Task details: Each line of the data below that includes the string "image" must be copied.

Data to use:

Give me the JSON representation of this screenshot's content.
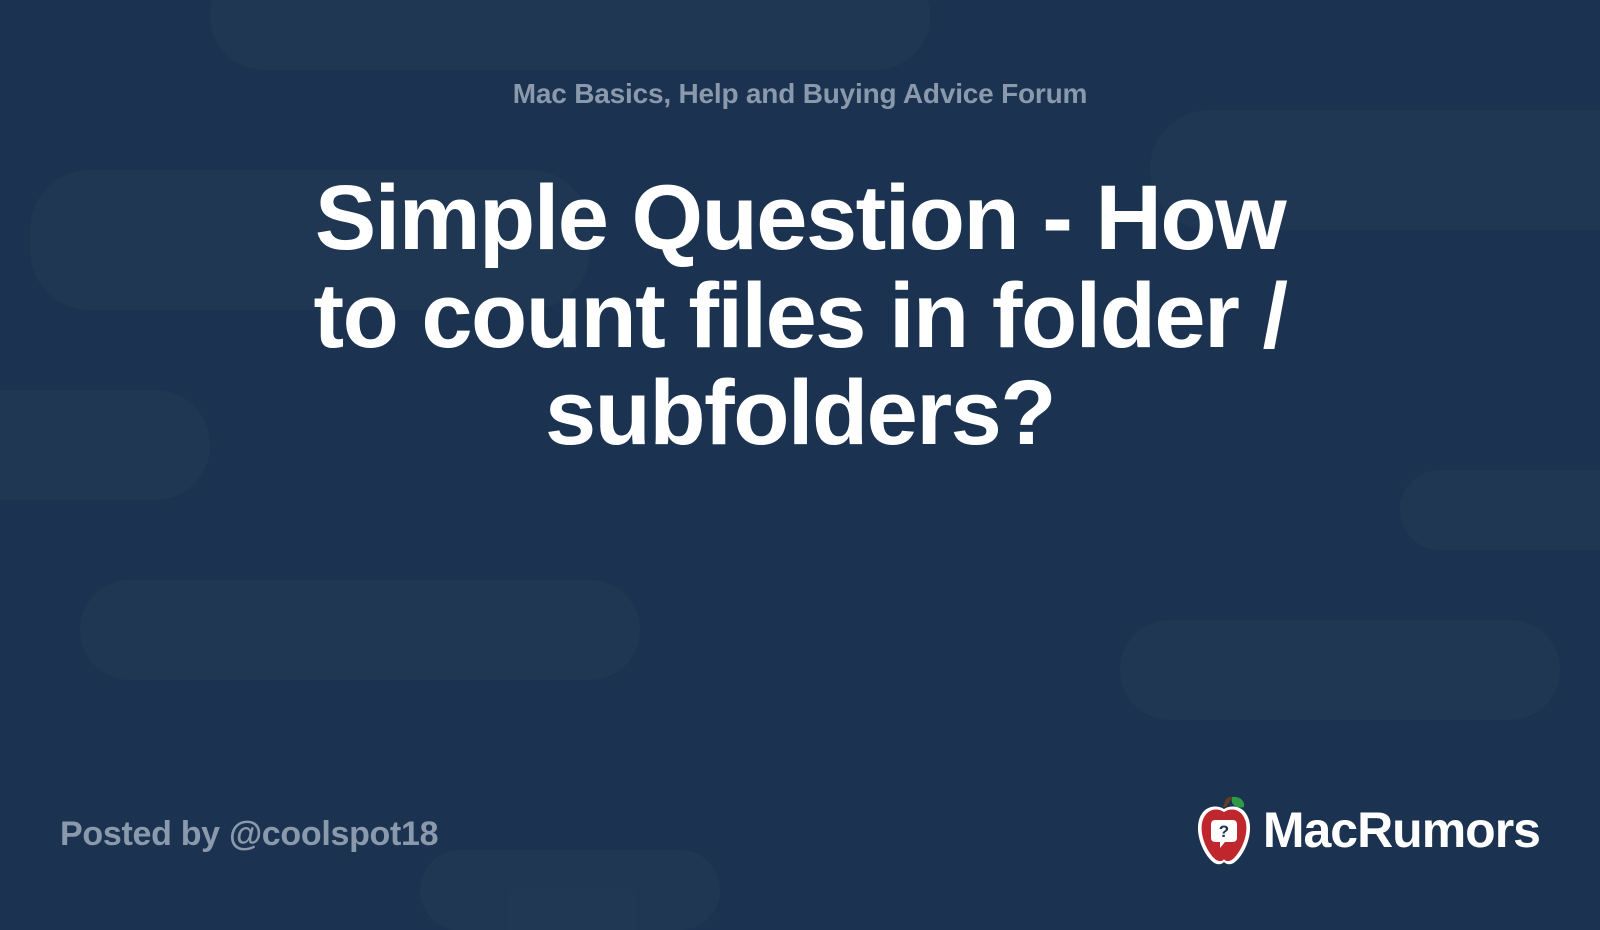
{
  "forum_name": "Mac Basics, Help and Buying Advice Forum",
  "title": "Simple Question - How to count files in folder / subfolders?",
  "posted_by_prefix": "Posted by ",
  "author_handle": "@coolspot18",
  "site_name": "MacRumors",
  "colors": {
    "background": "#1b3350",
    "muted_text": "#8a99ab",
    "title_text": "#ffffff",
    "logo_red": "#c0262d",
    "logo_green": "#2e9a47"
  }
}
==
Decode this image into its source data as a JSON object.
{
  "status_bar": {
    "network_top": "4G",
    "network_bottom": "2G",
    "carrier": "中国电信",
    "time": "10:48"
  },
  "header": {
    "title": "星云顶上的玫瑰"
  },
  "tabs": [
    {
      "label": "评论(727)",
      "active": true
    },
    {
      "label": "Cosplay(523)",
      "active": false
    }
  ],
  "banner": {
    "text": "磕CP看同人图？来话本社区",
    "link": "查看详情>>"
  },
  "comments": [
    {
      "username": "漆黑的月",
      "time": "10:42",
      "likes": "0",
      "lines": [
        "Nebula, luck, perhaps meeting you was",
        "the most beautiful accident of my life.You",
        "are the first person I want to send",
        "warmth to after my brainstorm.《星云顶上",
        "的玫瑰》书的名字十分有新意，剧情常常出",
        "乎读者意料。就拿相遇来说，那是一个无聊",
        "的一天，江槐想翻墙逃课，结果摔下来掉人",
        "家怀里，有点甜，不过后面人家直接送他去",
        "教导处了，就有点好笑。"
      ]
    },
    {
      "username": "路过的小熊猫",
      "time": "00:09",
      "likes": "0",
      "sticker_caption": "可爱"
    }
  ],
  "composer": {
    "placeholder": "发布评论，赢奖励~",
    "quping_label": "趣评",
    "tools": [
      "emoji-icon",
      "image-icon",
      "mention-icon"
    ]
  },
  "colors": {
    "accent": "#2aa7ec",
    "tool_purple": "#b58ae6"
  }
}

Written response:
Decode this image into its source data as a JSON object.
      "image-icon",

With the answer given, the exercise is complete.